Would you output, exactly as written, the line with "Give me the" and all lines after it to the end of the data below, and no others?
======== STORED DATA ========
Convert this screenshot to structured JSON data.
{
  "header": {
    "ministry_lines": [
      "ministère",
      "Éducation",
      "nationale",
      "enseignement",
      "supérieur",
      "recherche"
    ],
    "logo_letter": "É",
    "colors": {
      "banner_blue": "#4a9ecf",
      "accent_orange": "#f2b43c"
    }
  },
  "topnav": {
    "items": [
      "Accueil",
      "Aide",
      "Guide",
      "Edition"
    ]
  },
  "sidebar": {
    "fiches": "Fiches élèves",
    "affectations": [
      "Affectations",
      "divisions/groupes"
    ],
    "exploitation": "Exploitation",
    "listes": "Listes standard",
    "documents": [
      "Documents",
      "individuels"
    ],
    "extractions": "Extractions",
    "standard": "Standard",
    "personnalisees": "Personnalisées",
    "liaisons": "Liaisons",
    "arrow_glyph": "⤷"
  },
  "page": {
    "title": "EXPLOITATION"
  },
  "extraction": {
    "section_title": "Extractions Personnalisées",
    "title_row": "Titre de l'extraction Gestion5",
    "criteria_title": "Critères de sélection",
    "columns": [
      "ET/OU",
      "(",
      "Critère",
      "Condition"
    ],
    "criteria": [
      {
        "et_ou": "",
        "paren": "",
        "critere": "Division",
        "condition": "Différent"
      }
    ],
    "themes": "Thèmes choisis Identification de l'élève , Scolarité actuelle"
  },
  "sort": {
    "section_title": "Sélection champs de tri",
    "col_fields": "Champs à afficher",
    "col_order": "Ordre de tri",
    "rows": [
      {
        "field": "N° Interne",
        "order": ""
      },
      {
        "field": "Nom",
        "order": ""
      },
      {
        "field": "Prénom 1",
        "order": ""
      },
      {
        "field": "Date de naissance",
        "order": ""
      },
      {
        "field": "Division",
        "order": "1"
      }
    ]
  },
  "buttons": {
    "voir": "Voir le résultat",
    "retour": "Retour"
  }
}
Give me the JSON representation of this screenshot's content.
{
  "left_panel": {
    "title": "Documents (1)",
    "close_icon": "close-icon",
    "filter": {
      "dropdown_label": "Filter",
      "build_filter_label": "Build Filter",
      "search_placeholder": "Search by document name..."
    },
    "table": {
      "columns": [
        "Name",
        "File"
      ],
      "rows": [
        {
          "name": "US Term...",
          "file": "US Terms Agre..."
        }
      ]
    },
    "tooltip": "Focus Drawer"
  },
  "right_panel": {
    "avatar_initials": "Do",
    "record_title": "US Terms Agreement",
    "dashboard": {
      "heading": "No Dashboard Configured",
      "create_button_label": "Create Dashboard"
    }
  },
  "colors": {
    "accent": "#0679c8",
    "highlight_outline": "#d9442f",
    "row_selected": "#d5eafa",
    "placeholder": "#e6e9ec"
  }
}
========
ANSWER BOX:
Give me the JSON representation of this screenshot's content.
{
  "left_panel": {
    "title": "Documents (1)",
    "close_icon": "close-icon",
    "filter": {
      "dropdown_label": "Filter",
      "build_filter_label": "Build Filter",
      "search_placeholder": "Search by document name..."
    },
    "table": {
      "columns": [
        "Name",
        "File"
      ],
      "rows": [
        {
          "name": "US Term...",
          "file": "US Terms Agre..."
        }
      ]
    },
    "tooltip": "Focus Drawer"
  },
  "right_panel": {
    "avatar_initials": "Do",
    "record_title": "US Terms Agreement",
    "dashboard": {
      "heading": "No Dashboard Configured",
      "create_button_label": "Create Dashboard"
    }
  },
  "colors": {
    "accent": "#0679c8",
    "highlight_outline": "#d9442f",
    "row_selected": "#d5eafa",
    "placeholder": "#e6e9ec"
  }
}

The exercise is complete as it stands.